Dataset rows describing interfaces
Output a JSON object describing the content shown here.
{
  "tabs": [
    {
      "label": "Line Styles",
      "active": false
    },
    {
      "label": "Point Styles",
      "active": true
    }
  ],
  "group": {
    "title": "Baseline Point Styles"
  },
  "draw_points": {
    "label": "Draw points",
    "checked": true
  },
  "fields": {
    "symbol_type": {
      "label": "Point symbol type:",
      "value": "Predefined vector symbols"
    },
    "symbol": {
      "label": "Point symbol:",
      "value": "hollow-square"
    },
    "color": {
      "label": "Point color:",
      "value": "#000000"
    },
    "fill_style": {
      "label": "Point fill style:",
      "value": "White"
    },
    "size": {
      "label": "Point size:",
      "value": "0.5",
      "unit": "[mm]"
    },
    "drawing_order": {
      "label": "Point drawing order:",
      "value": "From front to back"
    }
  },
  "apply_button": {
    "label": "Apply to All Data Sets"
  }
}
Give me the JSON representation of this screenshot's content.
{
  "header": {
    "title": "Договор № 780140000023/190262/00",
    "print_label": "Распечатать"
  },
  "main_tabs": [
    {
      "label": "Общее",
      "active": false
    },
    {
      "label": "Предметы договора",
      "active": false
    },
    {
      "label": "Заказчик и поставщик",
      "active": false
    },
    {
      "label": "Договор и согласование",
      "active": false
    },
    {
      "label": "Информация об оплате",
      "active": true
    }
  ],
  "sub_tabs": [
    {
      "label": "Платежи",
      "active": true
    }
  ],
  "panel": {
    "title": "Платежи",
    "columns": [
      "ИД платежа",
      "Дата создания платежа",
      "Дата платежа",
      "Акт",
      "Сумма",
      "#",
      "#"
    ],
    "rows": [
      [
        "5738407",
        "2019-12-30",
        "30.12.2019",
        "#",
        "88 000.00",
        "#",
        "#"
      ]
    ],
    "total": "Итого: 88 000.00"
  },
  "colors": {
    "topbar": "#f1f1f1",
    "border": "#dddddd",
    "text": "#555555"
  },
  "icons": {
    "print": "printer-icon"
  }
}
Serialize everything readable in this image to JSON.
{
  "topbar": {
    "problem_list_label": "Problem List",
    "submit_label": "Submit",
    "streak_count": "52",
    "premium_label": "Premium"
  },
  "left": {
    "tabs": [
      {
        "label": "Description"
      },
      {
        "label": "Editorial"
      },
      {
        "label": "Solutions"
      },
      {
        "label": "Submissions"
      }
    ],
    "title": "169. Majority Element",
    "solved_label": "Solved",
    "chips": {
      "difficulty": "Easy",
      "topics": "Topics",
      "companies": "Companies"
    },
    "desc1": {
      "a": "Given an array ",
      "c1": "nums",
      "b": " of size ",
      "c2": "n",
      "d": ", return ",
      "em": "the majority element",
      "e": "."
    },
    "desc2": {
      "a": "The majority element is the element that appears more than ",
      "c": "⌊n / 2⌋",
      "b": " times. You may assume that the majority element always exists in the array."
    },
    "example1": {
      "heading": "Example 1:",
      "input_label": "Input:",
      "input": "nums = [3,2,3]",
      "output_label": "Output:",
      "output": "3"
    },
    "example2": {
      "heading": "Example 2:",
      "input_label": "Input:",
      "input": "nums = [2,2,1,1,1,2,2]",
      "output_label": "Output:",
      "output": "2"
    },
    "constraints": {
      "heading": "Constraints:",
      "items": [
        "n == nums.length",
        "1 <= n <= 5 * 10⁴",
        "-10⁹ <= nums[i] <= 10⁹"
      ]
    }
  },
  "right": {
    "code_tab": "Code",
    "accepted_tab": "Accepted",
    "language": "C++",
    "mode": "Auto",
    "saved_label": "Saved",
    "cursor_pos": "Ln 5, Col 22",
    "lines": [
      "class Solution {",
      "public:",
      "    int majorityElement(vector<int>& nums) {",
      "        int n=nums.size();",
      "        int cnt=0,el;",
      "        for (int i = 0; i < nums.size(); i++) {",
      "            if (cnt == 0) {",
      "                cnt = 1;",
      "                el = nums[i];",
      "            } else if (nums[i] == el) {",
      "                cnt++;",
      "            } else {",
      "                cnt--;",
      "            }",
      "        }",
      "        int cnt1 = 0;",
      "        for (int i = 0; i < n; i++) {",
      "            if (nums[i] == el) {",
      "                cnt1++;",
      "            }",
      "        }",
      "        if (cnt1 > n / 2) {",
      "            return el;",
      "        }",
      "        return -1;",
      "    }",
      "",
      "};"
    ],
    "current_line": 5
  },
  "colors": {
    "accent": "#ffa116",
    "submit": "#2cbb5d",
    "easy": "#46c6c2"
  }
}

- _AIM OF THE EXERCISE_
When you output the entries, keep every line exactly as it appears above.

- _RESPONSE FOR THIS EXERCISE_
Output a JSON object describing the content shown here.
{
  "tabs": [
    {
      "label": "Line Styles",
      "active": false
    },
    {
      "label": "Point Styles",
      "active": true
    }
  ],
  "group": {
    "title": "Baseline Point Styles"
  },
  "draw_points": {
    "label": "Draw points",
    "checked": true
  },
  "fields": {
    "symbol_type": {
      "label": "Point symbol type:",
      "value": "Predefined vector symbols"
    },
    "symbol": {
      "label": "Point symbol:",
      "value": "hollow-square"
    },
    "color": {
      "label": "Point color:",
      "value": "#000000"
    },
    "fill_style": {
      "label": "Point fill style:",
      "value": "White"
    },
    "size": {
      "label": "Point size:",
      "value": "0.5",
      "unit": "[mm]"
    },
    "drawing_order": {
      "label": "Point drawing order:",
      "value": "From front to back"
    }
  },
  "apply_button": {
    "label": "Apply to All Data Sets"
  }
}
Give me the JSON representation of this screenshot's content.
{
  "header": {
    "title": "Договор № 780140000023/190262/00",
    "print_label": "Распечатать"
  },
  "main_tabs": [
    {
      "label": "Общее",
      "active": false
    },
    {
      "label": "Предметы договора",
      "active": false
    },
    {
      "label": "Заказчик и поставщик",
      "active": false
    },
    {
      "label": "Договор и согласование",
      "active": false
    },
    {
      "label": "Информация об оплате",
      "active": true
    }
  ],
  "sub_tabs": [
    {
      "label": "Платежи",
      "active": true
    }
  ],
  "panel": {
    "title": "Платежи",
    "columns": [
      "ИД платежа",
      "Дата создания платежа",
      "Дата платежа",
      "Акт",
      "Сумма",
      "#",
      "#"
    ],
    "rows": [
      [
        "5738407",
        "2019-12-30",
        "30.12.2019",
        "#",
        "88 000.00",
        "#",
        "#"
      ]
    ],
    "total": "Итого: 88 000.00"
  },
  "colors": {
    "topbar": "#f1f1f1",
    "border": "#dddddd",
    "text": "#555555"
  },
  "icons": {
    "print": "printer-icon"
  }
}
Serialize everything readable in this image to JSON.
{
  "topbar": {
    "problem_list_label": "Problem List",
    "submit_label": "Submit",
    "streak_count": "52",
    "premium_label": "Premium"
  },
  "left": {
    "tabs": [
      {
        "label": "Description"
      },
      {
        "label": "Editorial"
      },
      {
        "label": "Solutions"
      },
      {
        "label": "Submissions"
      }
    ],
    "title": "169. Majority Element",
    "solved_label": "Solved",
    "chips": {
      "difficulty": "Easy",
      "topics": "Topics",
      "companies": "Companies"
    },
    "desc1": {
      "a": "Given an array ",
      "c1": "nums",
      "b": " of size ",
      "c2": "n",
      "d": ", return ",
      "em": "the majority element",
      "e": "."
    },
    "desc2": {
      "a": "The majority element is the element that appears more than ",
      "c": "⌊n / 2⌋",
      "b": " times. You may assume that the majority element always exists in the array."
    },
    "example1": {
      "heading": "Example 1:",
      "input_label": "Input:",
      "input": "nums = [3,2,3]",
      "output_label": "Output:",
      "output": "3"
    },
    "example2": {
      "heading": "Example 2:",
      "input_label": "Input:",
      "input": "nums = [2,2,1,1,1,2,2]",
      "output_label": "Output:",
      "output": "2"
    },
    "constraints": {
      "heading": "Constraints:",
      "items": [
        "n == nums.length",
        "1 <= n <= 5 * 10⁴",
        "-10⁹ <= nums[i] <= 10⁹"
      ]
    }
  },
  "right": {
    "code_tab": "Code",
    "accepted_tab": "Accepted",
    "language": "C++",
    "mode": "Auto",
    "saved_label": "Saved",
    "cursor_pos": "Ln 5, Col 22",
    "lines": [
      "class Solution {",
      "public:",
      "    int majorityElement(vector<int>& nums) {",
      "        int n=nums.size();",
      "        int cnt=0,el;",
      "        for (int i = 0; i < nums.size(); i++) {",
      "            if (cnt == 0) {",
      "                cnt = 1;",
      "                el = nums[i];",
      "            } else if (nums[i] == el) {",
      "                cnt++;",
      "            } else {",
      "                cnt--;",
      "            }",
      "        }",
      "        int cnt1 = 0;",
      "        for (int i = 0; i < n; i++) {",
      "            if (nums[i] == el) {",
      "                cnt1++;",
      "            }",
      "        }",
      "        if (cnt1 > n / 2) {",
      "            return el;",
      "        }",
      "        return -1;",
      "    }",
      "",
      "};"
    ],
    "current_line": 5
  },
  "colors": {
    "accent": "#ffa116",
    "submit": "#2cbb5d",
    "easy": "#46c6c2"
  }
}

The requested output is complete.